DESCRIPTION OF THE TASK: Go through the entries one line at a time, and gather every line that has the word "JSON".

INFORMATION SHOWN:
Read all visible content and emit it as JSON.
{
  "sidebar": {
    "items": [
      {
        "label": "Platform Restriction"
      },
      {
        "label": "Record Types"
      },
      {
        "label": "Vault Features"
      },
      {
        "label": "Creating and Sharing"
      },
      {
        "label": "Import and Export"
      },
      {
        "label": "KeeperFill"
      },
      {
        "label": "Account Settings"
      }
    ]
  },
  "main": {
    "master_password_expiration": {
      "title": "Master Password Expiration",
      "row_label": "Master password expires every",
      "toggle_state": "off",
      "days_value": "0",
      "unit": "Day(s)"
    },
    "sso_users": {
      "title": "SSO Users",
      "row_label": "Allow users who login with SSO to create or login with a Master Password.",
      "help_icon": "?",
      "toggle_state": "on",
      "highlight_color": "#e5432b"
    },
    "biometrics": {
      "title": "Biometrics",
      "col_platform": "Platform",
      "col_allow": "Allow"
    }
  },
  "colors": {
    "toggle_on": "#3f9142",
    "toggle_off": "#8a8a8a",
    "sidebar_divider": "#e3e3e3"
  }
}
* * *
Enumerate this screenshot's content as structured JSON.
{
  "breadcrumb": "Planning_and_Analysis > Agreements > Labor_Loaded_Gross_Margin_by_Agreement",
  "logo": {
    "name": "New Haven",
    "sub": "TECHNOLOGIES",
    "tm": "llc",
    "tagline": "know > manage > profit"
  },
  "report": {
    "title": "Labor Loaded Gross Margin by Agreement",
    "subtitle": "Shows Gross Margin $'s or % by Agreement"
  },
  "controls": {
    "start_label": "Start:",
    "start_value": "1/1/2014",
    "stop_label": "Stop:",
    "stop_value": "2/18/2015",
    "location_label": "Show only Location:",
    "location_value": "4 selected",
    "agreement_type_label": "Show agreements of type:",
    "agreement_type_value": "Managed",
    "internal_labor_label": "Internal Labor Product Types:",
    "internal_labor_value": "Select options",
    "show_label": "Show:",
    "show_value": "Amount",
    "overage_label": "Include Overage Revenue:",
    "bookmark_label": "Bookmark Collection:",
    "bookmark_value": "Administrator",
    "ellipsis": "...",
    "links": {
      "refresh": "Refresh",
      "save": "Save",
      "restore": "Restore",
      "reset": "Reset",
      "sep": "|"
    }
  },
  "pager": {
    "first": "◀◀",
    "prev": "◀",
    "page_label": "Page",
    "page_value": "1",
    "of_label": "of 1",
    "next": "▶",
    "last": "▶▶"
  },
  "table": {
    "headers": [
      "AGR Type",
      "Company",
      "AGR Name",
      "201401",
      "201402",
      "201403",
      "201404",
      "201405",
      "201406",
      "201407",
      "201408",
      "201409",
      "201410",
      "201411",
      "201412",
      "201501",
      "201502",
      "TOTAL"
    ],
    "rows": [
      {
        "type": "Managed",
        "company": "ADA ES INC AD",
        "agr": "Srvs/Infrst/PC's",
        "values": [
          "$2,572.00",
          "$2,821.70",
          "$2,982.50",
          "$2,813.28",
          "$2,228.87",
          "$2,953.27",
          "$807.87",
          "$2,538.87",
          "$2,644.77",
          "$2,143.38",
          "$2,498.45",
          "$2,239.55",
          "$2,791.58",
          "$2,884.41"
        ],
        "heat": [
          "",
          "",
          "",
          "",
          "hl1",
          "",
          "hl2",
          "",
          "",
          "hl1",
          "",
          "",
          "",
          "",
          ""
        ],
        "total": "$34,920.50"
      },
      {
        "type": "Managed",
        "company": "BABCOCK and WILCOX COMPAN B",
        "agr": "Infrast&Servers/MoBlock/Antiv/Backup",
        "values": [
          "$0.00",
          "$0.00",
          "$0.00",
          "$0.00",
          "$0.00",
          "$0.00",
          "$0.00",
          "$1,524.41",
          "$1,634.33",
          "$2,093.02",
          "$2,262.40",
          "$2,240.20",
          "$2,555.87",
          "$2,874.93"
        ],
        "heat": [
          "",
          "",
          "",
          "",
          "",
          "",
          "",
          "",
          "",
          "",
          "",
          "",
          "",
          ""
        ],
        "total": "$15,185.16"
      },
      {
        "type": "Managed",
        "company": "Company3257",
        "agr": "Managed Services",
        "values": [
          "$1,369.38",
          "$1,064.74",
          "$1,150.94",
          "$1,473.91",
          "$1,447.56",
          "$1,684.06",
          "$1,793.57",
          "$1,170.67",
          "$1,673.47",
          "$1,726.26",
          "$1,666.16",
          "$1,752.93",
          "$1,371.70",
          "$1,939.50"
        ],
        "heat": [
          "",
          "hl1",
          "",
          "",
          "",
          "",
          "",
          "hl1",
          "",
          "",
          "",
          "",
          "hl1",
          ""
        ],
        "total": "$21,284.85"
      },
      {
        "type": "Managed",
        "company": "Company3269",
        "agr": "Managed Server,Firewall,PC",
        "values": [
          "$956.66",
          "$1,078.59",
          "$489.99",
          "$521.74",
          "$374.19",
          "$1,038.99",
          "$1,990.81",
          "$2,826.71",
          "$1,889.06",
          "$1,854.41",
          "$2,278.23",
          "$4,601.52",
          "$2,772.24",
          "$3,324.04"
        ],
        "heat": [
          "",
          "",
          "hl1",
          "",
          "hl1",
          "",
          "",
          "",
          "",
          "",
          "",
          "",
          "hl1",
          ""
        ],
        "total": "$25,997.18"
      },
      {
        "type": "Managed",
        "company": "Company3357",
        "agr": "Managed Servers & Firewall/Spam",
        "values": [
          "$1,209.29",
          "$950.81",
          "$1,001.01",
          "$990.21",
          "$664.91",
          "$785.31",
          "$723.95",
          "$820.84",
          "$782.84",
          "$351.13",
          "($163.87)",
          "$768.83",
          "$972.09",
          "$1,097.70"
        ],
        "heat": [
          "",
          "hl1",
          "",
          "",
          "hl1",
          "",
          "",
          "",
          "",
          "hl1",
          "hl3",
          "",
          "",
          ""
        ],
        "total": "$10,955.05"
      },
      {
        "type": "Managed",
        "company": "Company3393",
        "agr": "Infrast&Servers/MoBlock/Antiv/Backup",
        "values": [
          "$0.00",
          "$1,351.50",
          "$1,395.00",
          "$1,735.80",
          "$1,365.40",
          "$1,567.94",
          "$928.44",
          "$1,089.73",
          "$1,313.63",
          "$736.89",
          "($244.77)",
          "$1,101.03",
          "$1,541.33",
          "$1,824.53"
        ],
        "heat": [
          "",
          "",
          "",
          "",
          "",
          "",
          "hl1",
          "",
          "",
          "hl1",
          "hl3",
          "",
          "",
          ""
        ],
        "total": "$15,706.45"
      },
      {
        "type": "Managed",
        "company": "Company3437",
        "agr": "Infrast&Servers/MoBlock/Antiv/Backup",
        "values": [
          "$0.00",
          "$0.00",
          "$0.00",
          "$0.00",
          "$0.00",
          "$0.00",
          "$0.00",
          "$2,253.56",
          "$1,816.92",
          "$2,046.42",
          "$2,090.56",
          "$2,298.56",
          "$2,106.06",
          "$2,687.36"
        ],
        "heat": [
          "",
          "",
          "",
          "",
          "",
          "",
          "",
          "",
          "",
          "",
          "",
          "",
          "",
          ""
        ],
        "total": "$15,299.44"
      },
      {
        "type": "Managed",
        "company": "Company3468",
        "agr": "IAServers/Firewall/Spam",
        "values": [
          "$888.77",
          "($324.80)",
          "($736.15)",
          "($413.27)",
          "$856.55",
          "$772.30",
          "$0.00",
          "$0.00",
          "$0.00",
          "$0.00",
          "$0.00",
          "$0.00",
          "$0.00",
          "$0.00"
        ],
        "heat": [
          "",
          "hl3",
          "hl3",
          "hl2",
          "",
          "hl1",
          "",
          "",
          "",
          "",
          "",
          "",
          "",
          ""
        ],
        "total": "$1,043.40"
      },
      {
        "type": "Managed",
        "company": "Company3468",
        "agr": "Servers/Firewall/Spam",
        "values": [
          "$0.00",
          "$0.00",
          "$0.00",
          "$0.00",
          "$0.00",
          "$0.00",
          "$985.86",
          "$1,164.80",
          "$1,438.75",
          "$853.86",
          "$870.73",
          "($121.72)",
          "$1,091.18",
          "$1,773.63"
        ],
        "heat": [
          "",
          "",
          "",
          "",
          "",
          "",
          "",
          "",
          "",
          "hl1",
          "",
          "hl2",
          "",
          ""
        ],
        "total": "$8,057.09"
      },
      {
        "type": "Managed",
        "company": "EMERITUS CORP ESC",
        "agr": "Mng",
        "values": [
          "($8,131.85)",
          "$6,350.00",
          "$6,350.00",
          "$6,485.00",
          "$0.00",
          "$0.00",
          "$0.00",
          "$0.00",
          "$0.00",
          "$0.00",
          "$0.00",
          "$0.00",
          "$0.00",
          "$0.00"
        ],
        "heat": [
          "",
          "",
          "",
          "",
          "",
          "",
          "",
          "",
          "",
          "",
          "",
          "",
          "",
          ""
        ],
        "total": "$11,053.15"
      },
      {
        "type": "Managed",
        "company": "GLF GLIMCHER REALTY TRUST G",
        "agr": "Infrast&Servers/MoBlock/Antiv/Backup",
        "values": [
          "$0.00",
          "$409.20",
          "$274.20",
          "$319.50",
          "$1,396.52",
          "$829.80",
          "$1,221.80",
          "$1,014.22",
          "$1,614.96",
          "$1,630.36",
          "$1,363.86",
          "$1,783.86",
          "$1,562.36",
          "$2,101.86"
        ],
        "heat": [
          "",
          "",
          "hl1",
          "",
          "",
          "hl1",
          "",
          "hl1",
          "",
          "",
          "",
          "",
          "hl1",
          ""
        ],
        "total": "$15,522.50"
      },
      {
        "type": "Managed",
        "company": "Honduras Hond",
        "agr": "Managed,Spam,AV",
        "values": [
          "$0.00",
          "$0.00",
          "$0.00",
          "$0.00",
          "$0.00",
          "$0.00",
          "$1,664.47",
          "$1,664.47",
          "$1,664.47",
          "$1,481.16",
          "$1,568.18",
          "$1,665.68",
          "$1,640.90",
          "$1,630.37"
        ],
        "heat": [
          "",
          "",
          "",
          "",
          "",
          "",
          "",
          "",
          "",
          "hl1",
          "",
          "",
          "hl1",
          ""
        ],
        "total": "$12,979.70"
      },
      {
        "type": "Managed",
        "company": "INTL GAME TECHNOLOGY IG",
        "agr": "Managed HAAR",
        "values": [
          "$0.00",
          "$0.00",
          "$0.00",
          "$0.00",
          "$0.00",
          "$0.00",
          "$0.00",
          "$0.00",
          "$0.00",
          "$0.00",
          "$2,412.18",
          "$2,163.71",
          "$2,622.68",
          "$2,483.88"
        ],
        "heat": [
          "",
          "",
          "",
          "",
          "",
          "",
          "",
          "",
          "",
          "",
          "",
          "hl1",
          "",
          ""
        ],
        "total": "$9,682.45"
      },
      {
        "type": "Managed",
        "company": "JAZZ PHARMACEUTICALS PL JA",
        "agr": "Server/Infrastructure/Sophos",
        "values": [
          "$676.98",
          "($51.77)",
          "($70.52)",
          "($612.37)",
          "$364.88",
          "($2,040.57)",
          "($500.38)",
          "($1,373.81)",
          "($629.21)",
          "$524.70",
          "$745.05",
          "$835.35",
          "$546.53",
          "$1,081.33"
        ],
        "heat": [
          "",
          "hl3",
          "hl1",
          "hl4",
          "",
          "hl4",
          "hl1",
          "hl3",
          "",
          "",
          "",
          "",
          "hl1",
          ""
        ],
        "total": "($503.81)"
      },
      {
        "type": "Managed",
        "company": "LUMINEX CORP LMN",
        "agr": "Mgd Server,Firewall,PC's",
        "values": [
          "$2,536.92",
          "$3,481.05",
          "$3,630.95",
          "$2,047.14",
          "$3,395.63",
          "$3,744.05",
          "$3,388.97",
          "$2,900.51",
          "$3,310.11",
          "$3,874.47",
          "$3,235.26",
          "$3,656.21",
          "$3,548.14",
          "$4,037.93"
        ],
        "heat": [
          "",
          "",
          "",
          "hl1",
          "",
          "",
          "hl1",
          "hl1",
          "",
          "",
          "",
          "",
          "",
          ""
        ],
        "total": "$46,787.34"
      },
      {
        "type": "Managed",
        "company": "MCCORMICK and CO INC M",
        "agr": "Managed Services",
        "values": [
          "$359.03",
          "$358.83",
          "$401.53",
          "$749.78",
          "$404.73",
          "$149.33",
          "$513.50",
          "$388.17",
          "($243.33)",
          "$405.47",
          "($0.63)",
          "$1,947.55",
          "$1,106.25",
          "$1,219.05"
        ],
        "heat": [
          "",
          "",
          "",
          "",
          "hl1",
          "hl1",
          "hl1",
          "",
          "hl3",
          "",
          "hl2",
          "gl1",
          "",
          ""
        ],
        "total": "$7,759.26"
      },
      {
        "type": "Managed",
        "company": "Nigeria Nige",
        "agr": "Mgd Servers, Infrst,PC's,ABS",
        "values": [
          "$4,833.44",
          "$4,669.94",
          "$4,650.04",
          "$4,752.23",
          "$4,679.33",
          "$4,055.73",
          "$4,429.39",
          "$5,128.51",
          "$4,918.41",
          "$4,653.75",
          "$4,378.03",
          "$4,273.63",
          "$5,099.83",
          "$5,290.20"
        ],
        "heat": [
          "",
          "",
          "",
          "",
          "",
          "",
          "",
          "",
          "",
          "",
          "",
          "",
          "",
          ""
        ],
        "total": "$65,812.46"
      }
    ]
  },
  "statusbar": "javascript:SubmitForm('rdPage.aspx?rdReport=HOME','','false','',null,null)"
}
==
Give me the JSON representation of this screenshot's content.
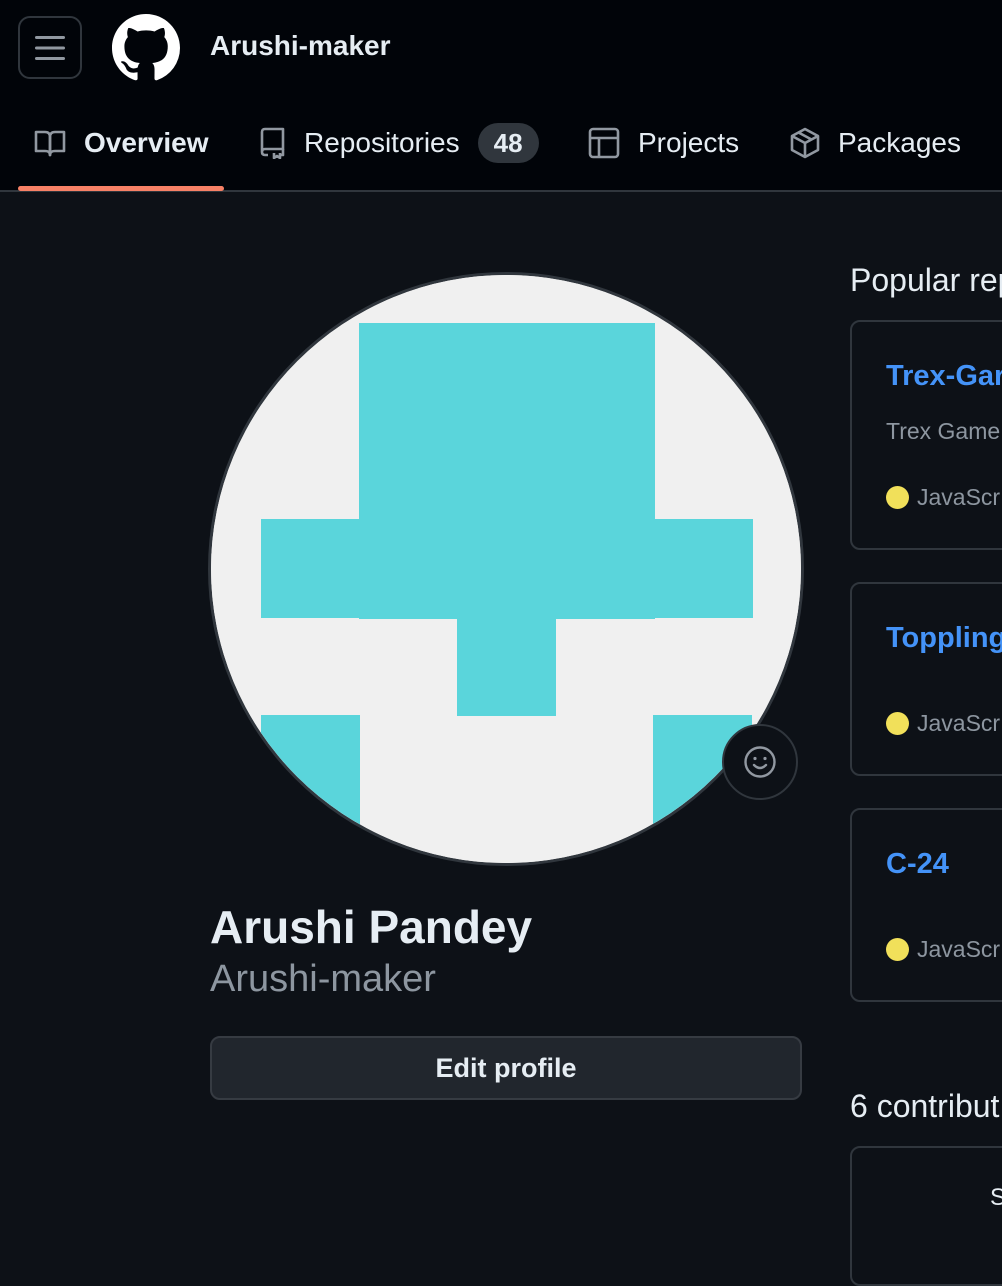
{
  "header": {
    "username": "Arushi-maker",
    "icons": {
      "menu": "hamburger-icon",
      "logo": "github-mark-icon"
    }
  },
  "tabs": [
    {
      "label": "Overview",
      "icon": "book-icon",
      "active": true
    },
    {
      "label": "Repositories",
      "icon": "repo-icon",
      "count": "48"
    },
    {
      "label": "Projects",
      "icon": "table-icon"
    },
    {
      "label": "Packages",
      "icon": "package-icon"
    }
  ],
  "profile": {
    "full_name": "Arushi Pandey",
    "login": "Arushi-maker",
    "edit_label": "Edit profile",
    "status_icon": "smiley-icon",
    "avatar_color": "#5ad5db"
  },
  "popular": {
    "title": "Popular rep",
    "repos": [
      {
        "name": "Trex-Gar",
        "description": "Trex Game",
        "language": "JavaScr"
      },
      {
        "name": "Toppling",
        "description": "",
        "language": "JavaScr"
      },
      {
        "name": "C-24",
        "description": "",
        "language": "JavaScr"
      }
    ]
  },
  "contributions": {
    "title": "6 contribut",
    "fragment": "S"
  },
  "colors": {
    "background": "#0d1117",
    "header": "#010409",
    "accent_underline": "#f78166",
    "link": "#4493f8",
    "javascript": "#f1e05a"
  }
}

EXPECTED ANSWER:
Read all visible content and emit it as JSON.
Enumerate this screenshot's content as structured JSON.
Give me the JSON representation of this screenshot's content.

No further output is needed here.